"They want to basically subdivide their property in a way that is currently prohibited under the code," McMullin said. "The concerns are from ranchers and farmers who can’t make a living any longer and their children don’t want to do it."
She acknowledged the zoning codes in eastern Summit County are "very restrictive."
"I don’t hear proposed solutions, I just hear frustration and anger and dissatisfaction with the current restrictive nature of the East Side development code," McMullin said.
But she understands "the importance on controlling and managing intelligently growth," McMullin stressed.
"That’s going to benefit the community as a whole," she said.
A majority of voters chose to replace the more traditional three-member Summit County Commission with the new council/manager form of government in 2006.
"My skills as a planning commissioner are needed on the new County Council," McMullin said. "I understand the distinction between legislative and administrative acts."
She hopes to conduct a nationwide search for the right applicant for the county manager post.
"I totally understand the potential benefits of having a manager to do the day-to-day decision making and leaving it up to the elected body to do the long-range planning and create law," McMullin said. "Our number one challenge is going to be finding the very best county manger we can."

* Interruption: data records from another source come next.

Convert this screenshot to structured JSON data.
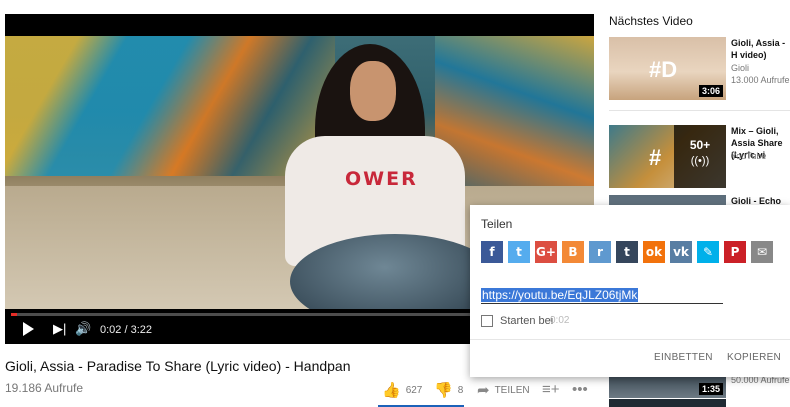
{
  "player": {
    "shirt_text": "OWER",
    "time": "0:02 / 3:22",
    "progress_fraction": 0.01
  },
  "video": {
    "title": "Gioli, Assia - Paradise To Share (Lyric video) - Handpan",
    "views": "19.186 Aufrufe",
    "likes": "627",
    "dislikes": "8",
    "share_label": "TEILEN"
  },
  "sidebar": {
    "heading": "Nächstes Video",
    "items": [
      {
        "title": "Gioli, Assia - H video)",
        "channel": "Gioli",
        "views": "13.000 Aufrufe",
        "duration": "3:06"
      },
      {
        "title": "Mix – Gioli, Assia Share (Lyric vi",
        "channel": "YouTube",
        "mix_count": "50+"
      },
      {
        "title": "Gioli - Echo of"
      },
      {
        "views": "50.000 Aufrufe",
        "duration": "1:35"
      }
    ]
  },
  "share_dialog": {
    "title": "Teilen",
    "url": "https://youtu.be/EqJLZ06tjMk",
    "start_label": "Starten bei",
    "start_time": "0:02",
    "embed_label": "EINBETTEN",
    "copy_label": "KOPIEREN",
    "socials": [
      {
        "name": "facebook-icon",
        "glyph": "f",
        "color": "#3b5998"
      },
      {
        "name": "twitter-icon",
        "glyph": "t",
        "color": "#55acee"
      },
      {
        "name": "google-plus-icon",
        "glyph": "G+",
        "color": "#dc4e41"
      },
      {
        "name": "blogger-icon",
        "glyph": "B",
        "color": "#f38936"
      },
      {
        "name": "reddit-icon",
        "glyph": "r",
        "color": "#5f99cf"
      },
      {
        "name": "tumblr-icon",
        "glyph": "t",
        "color": "#35465c"
      },
      {
        "name": "odnoklassniki-icon",
        "glyph": "ok",
        "color": "#f2720c"
      },
      {
        "name": "vk-icon",
        "glyph": "vk",
        "color": "#587ea3"
      },
      {
        "name": "livejournal-icon",
        "glyph": "✎",
        "color": "#00b0ea"
      },
      {
        "name": "pinterest-icon",
        "glyph": "P",
        "color": "#cb2027"
      },
      {
        "name": "email-icon",
        "glyph": "✉",
        "color": "#888888"
      }
    ]
  }
}
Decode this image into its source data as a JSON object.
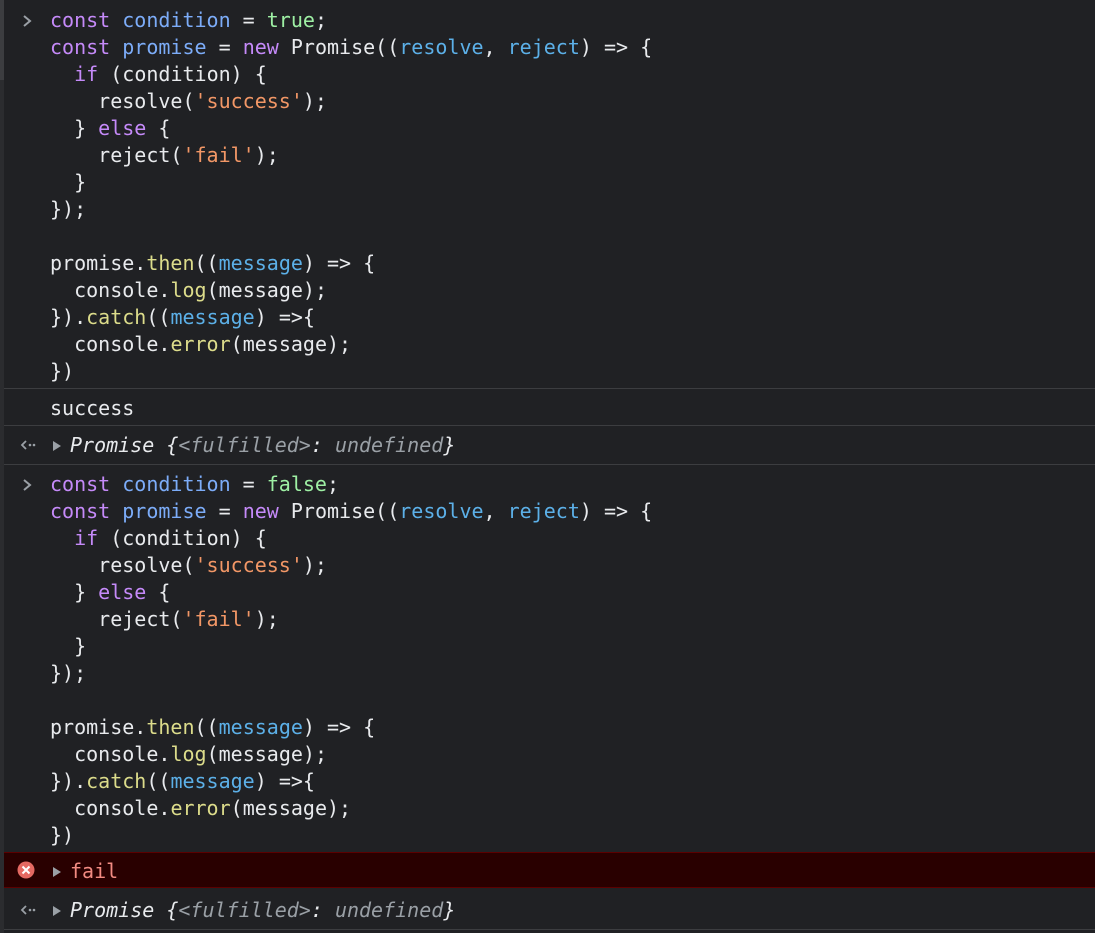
{
  "blocks": [
    {
      "condition_value": "true",
      "log_output": "success",
      "result": {
        "obj": "Promise",
        "open": "{",
        "state": "<fulfilled>",
        "colon": ":",
        "value": "undefined",
        "close": "}"
      }
    },
    {
      "condition_value": "false",
      "error_output": "fail",
      "result": {
        "obj": "Promise",
        "open": "{",
        "state": "<fulfilled>",
        "colon": ":",
        "value": "undefined",
        "close": "}"
      }
    }
  ],
  "code": {
    "kw_const": "const",
    "var_condition": "condition",
    "var_promise": "promise",
    "kw_new": "new",
    "cls_promise": "Promise",
    "p_resolve": "resolve",
    "p_reject": "reject",
    "kw_if": "if",
    "kw_else": "else",
    "str_success": "'success'",
    "str_fail": "'fail'",
    "m_then": "then",
    "m_catch": "catch",
    "p_message": "message",
    "obj_console": "console",
    "m_log": "log",
    "m_error": "error"
  },
  "colors": {
    "background": "#202124",
    "keyword": "#c58af9",
    "variable": "#7cacf8",
    "string": "#f29766",
    "literal": "#9ef0a4",
    "method": "#dcdc8b",
    "error_text": "#f28b82",
    "error_bg": "#290000"
  }
}
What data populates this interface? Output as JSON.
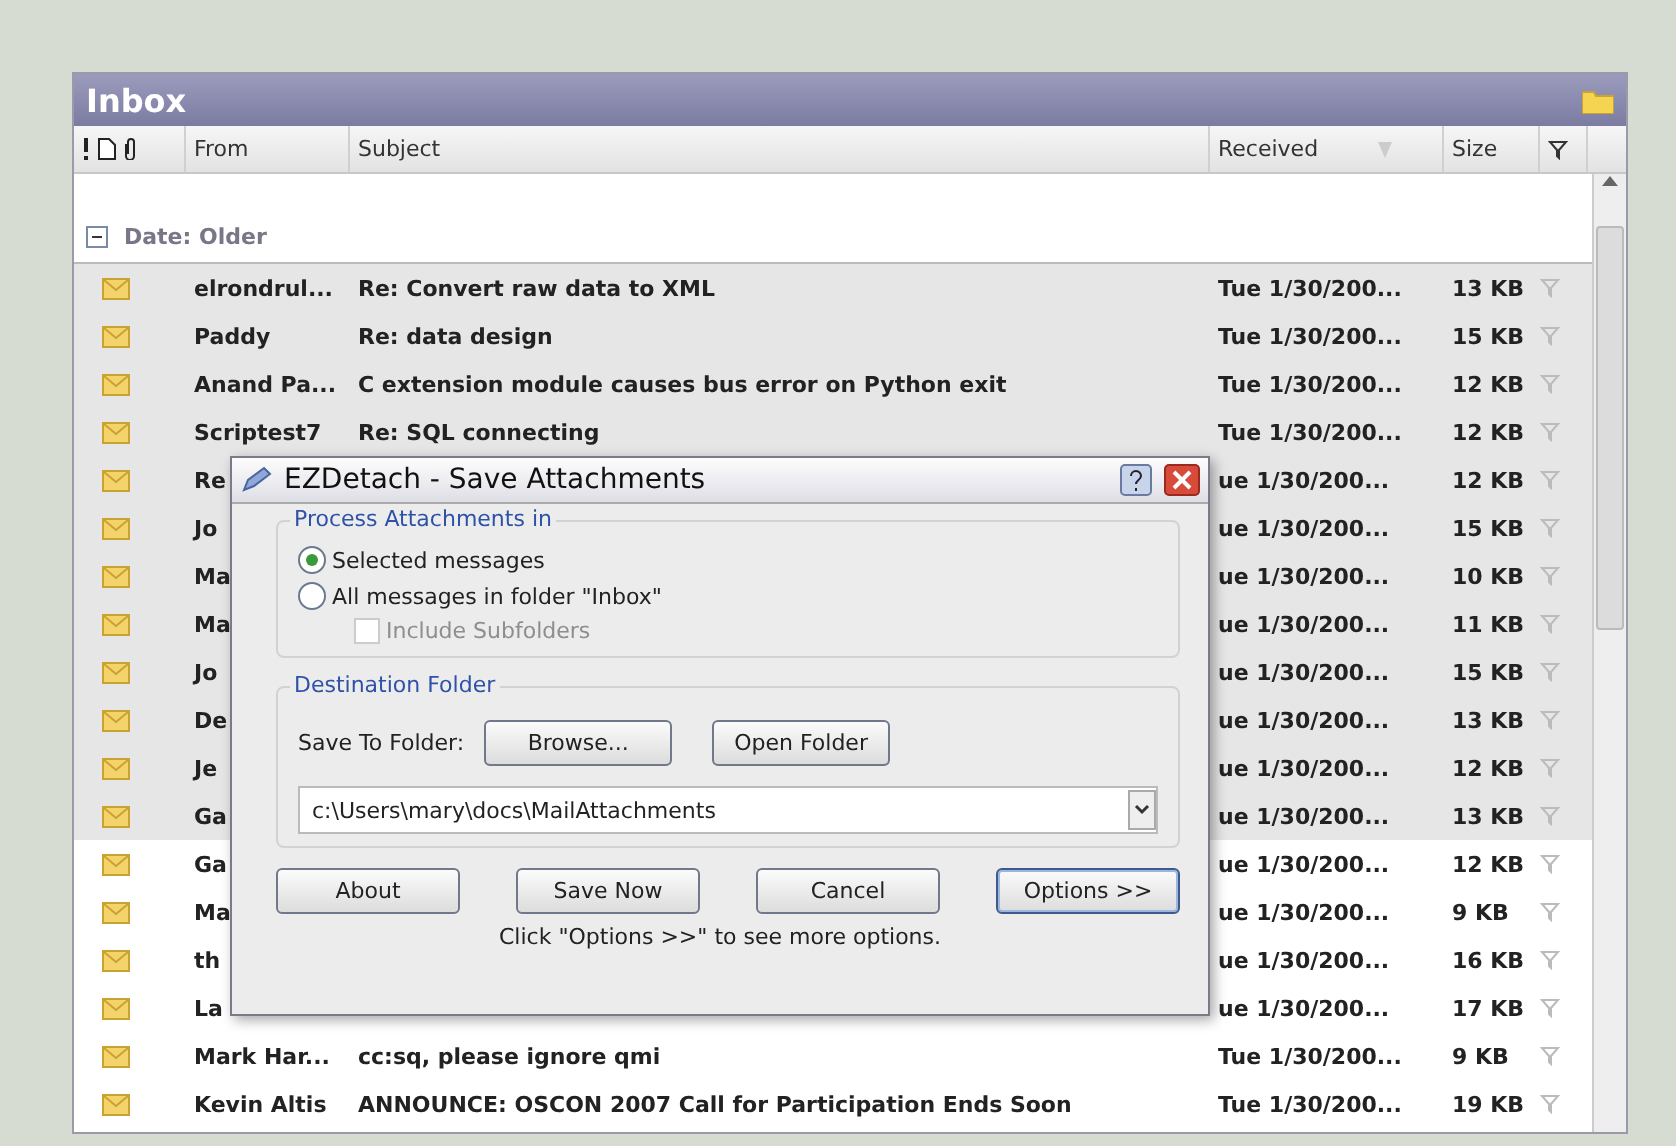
{
  "pane": {
    "title": "Inbox"
  },
  "columns": {
    "from": "From",
    "subject": "Subject",
    "received": "Received",
    "size": "Size"
  },
  "group": {
    "label": "Date: Older",
    "expanded": true
  },
  "rows": [
    {
      "from": "elrondrul...",
      "subject": "Re: Convert raw data to XML",
      "received": "Tue 1/30/200...",
      "size": "13 KB",
      "selected": true
    },
    {
      "from": "Paddy",
      "subject": "Re: data design",
      "received": "Tue 1/30/200...",
      "size": "15 KB",
      "selected": true
    },
    {
      "from": "Anand Pa...",
      "subject": "C extension module causes bus error on Python exit",
      "received": "Tue 1/30/200...",
      "size": "12 KB",
      "selected": true
    },
    {
      "from": "Scriptest7",
      "subject": "Re: SQL connecting",
      "received": "Tue 1/30/200...",
      "size": "12 KB",
      "selected": true
    },
    {
      "from": "Re",
      "received": "ue 1/30/200...",
      "size": "12 KB",
      "selected": true
    },
    {
      "from": "Jo",
      "received": "ue 1/30/200...",
      "size": "15 KB",
      "selected": true
    },
    {
      "from": "Ma",
      "received": "ue 1/30/200...",
      "size": "10 KB",
      "selected": true
    },
    {
      "from": "Ma",
      "received": "ue 1/30/200...",
      "size": "11 KB",
      "selected": true
    },
    {
      "from": "Jo",
      "received": "ue 1/30/200...",
      "size": "15 KB",
      "selected": true
    },
    {
      "from": "De",
      "received": "ue 1/30/200...",
      "size": "13 KB",
      "selected": true
    },
    {
      "from": "Je",
      "received": "ue 1/30/200...",
      "size": "12 KB",
      "selected": true
    },
    {
      "from": "Ga",
      "received": "ue 1/30/200...",
      "size": "13 KB",
      "selected": true
    },
    {
      "from": "Ga",
      "received": "ue 1/30/200...",
      "size": "12 KB",
      "selected": false
    },
    {
      "from": "Ma",
      "received": "ue 1/30/200...",
      "size": "9 KB",
      "selected": false
    },
    {
      "from": "th",
      "received": "ue 1/30/200...",
      "size": "16 KB",
      "selected": false
    },
    {
      "from": "La",
      "received": "ue 1/30/200...",
      "size": "17 KB",
      "selected": false
    },
    {
      "from": "Mark Har...",
      "subject": "cc:sq, please ignore qmi",
      "received": "Tue 1/30/200...",
      "size": "9 KB",
      "selected": false
    },
    {
      "from": "Kevin Altis",
      "subject": "ANNOUNCE: OSCON 2007 Call for Participation Ends Soon",
      "received": "Tue 1/30/200...",
      "size": "19 KB",
      "selected": false
    }
  ],
  "dialog": {
    "title": "EZDetach - Save Attachments",
    "process_group": {
      "label": "Process Attachments in",
      "options": [
        {
          "label": "Selected messages",
          "selected": true
        },
        {
          "label": "All messages in folder \"Inbox\"",
          "selected": false
        }
      ],
      "include_subfolders": {
        "label": "Include Subfolders",
        "checked": false,
        "disabled": true
      }
    },
    "destination_group": {
      "label": "Destination Folder",
      "save_to_label": "Save To Folder:",
      "browse": "Browse...",
      "open_folder": "Open Folder",
      "path": "c:\\Users\\mary\\docs\\MailAttachments"
    },
    "buttons": [
      {
        "label": "About",
        "default": false
      },
      {
        "label": "Save Now",
        "default": false
      },
      {
        "label": "Cancel",
        "default": false
      },
      {
        "label": "Options >>",
        "default": true
      }
    ],
    "hint": "Click \"Options >>\" to see more options."
  }
}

She said that the upcoming Summit County Council election has people confused about which candidates they can vote for.
"They can vote for all five candidates and each candidate only has one opponent or two," McMullin said. "There is no districting, it’s at large and the whole county gets to vote for all five of them."